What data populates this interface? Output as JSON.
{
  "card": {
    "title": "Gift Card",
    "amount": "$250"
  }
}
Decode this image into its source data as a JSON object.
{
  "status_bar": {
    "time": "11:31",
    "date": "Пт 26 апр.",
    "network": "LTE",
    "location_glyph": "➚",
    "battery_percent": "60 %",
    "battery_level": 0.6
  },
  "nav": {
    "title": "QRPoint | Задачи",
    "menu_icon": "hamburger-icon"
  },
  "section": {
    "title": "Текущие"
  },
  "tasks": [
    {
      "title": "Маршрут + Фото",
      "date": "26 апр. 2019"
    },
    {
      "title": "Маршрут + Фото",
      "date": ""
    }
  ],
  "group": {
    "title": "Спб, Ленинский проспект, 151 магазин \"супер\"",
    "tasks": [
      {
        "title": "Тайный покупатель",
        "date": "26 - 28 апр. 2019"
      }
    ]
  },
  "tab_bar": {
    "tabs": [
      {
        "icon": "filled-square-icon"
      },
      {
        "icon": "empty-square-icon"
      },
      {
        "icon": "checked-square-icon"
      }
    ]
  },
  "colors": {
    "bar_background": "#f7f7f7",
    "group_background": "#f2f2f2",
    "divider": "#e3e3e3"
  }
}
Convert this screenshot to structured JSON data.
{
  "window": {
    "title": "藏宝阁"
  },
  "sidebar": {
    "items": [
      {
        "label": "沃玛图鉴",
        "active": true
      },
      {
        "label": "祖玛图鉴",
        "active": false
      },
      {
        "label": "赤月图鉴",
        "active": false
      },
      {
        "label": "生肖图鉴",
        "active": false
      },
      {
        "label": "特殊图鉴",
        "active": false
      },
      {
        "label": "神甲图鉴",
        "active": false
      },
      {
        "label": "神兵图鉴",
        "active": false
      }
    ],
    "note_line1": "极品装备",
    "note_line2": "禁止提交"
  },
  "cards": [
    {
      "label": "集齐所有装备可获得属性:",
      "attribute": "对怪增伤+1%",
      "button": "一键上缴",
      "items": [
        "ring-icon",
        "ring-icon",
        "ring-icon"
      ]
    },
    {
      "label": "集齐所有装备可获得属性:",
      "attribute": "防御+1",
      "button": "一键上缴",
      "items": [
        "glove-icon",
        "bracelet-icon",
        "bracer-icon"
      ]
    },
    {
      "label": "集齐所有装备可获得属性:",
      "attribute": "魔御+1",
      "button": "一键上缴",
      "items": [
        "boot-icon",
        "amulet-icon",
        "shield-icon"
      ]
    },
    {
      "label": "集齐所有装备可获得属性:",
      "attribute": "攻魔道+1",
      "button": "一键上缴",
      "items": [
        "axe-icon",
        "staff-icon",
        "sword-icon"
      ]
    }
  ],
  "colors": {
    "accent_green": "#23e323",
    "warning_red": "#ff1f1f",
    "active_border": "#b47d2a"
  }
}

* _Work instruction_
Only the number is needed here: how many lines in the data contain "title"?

* _Answer space_
8